Until last month, New York state prohibited the release of police officers’ disciplinary records. Civilians’ complaints of abuse by officers were a secret. So were investigators’ conclusions. The public couldn’t even know if an officer was punished.
The New York City police officer whose use of a prohibited chokehold led to the death of Eric Garner in 2014 had a record of misconduct. Garner’s last words — “I can’t breathe” — became a rallying cry for the Black Lives Matter movement.
When the death of George Floyd and footage of his pleas for his life ignited worldwide protests, activists in New York renewed their push to repeal the statute that kept disciplinary records under wraps, known as 50-a. State lawmakers finally acted, voting to repeal the provision, which had been on the books for decades.
Soon after, ProPublica asked New York’s Civilian Complaint Review Board, or CCRB, for a list of officers, along with the complaints against them, and what discipline, if any, had been recommended.
Today, we are making this information public and, with it, providing an unprecedented picture of civilians’ complaints of abuse by NYPD officers as well as the limits of the current system that is supposed to hold officers accountable. We’ve published a database that lets you search the police complaints so you can see the information for yourself. Data experts can also download the data.
The database lists active-duty officers who’ve had at least one allegation against them substantiated by the CCRB: That’s about 4,000 officers out of the NYPD’s 36,000-member force.
Unions for city police officers, firefighters and corrections officers have sued New York City to stop the disclosure of most of these and other disciplinary records. The unions objected to the release of any cases other than “proven and final disciplinary matters.” That would exclude the vast majority of complaints against officers.
“We are defending privacy, integrity and the unsullied reputations of thousands of hard-working public safety employees,” a union spokesman said on the filing of the lawsuit.
On Wednesday, a federal judge issued a temporary restraining order, blocking the city, including the CCRB, from releasing disciplinary records. Judge Katherine Polk Failla also barred the New York Civil Liberties Union from disclosing data it had obtained. ProPublica has not been a party to the case and is not subject to the order by Failla, who has scheduled a hearing for next month.
In releasing the information included in our database, ProPublica is not publishing all complaints against officers. As we’ve noted, we’ve limited the data to only those officers who’ve had at least one substantiated allegation. And every complaint in the database was fully investigated by the CCRB, which means, among other steps, a civilian provided a sworn statement to investigators.
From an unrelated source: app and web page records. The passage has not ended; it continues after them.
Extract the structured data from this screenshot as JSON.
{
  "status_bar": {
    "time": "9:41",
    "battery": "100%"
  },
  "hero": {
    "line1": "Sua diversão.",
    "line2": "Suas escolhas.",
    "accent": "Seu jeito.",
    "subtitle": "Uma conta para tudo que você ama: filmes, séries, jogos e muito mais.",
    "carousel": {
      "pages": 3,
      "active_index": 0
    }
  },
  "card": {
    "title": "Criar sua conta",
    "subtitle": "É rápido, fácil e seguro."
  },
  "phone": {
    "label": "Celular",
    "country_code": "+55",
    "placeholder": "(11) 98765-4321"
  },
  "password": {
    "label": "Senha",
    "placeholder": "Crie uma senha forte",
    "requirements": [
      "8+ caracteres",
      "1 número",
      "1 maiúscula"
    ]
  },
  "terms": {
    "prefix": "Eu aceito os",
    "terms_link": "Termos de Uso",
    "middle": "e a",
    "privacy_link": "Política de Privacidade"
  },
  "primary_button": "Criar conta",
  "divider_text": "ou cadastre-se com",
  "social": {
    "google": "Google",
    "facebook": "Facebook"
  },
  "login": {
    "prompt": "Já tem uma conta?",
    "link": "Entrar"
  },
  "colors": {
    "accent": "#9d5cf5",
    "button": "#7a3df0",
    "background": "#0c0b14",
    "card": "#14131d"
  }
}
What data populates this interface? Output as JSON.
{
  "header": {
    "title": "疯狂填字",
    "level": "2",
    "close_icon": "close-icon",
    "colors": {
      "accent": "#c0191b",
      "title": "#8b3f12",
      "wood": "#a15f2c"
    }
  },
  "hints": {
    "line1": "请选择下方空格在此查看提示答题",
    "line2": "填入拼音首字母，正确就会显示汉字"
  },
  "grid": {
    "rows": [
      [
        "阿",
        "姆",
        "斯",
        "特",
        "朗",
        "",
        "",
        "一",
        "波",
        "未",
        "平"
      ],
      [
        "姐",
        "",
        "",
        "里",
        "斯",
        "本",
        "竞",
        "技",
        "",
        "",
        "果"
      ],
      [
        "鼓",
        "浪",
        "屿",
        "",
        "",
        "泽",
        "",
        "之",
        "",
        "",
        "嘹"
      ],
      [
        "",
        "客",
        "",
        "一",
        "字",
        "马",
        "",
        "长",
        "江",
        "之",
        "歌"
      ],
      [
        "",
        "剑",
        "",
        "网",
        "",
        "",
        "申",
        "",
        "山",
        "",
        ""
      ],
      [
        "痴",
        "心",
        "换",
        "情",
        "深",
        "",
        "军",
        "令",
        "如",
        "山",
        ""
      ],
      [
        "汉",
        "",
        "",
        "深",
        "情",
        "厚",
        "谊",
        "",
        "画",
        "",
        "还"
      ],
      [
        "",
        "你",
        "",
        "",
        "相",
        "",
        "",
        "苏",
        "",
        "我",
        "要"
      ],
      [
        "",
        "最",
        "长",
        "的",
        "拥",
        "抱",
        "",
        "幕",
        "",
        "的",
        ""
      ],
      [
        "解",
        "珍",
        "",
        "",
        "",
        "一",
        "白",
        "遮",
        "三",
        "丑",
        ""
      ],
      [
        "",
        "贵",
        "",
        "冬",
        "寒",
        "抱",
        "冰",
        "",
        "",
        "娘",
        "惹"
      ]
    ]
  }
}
We’ve also excluded any allegations that investigators concluded were unfounded, meaning investigators determined the incident did not happen as the complainant alleged. There were about 3,200 allegations listed as unfounded in the data we were provided, about 9% of the total.
We chose to include the basic information disclosed by the CCRB about allegations that investigators deemed unsubstantiated. Unsubstantiated means the CCRB — which has limited investigative powers — was not able to confirm that the alleged incident happened and that it violated the NYPD’s rules. Still, these records can help readers examine the records of officers who have been the subject of a pattern of complaints.
“We understand the arguments against releasing this data. But we believe the public good it could do outweighs the potential harm,” said Stephen Engelberg, ProPublica’s editor in chief. “The database gives the people of New York City a glimpse at how allegations involving police misconduct have been handled, and allows journalists and ordinary citizens alike to look more deeply at the records of particular officers.”
The CCRB receives thousands of complaints every year, but it is only able to substantiate a tiny fraction of them. In 2018, the agency examined about 3,000 allegations of misuse of force. It substantiated 73.
Investigators are often not able to reach conclusions on cases, in significant part because they must rely on the NYPD to hand over evidence, such as footage from body-worn cameras. Often, the department doesn’t do so, despite a legal duty to cooperate with CCRB investigations.
In other cases included in our database, investigators concluded that what a civilian alleged did happen, but the conduct was allowed by the NYPD’s rules. The Police Department’s guidelines often give officers substantial discretion, particularly around use of force. In the curious jargon of police oversight, those cases are classified as “exonerated.”
“I exonerated tons of cases that involved awful conduct that fell within the guidelines,” said former CCRB investigator Dan Bodah, who now researches police oversight at the Vera Institute of Justice. “It’s kind of haunting. The law and policy gives cops a lot of discretion.”
Despite all the limitations, some officers still have multiple allegations against them that have been substantiated. According to the records, 303 officers still working at the NYPD have had five or more substantiated allegations against them. The data we have only shows the briefest of descriptions of alleged abuse. Usually just a few words. But they add up: There are nearly 5,000 allegations of “physical force,” nearly 2,000 of “frisk” and more than 600 of “gun pointed.”
Readers can use the information in the database to request details on cases from the CCRB.
And, even without those further details — which the CCRB is currently barred from releasing because of the order by Failla — users can look at the records and see potential patterns of abuse. Thirty-four officers have had 40 or more allegations against them.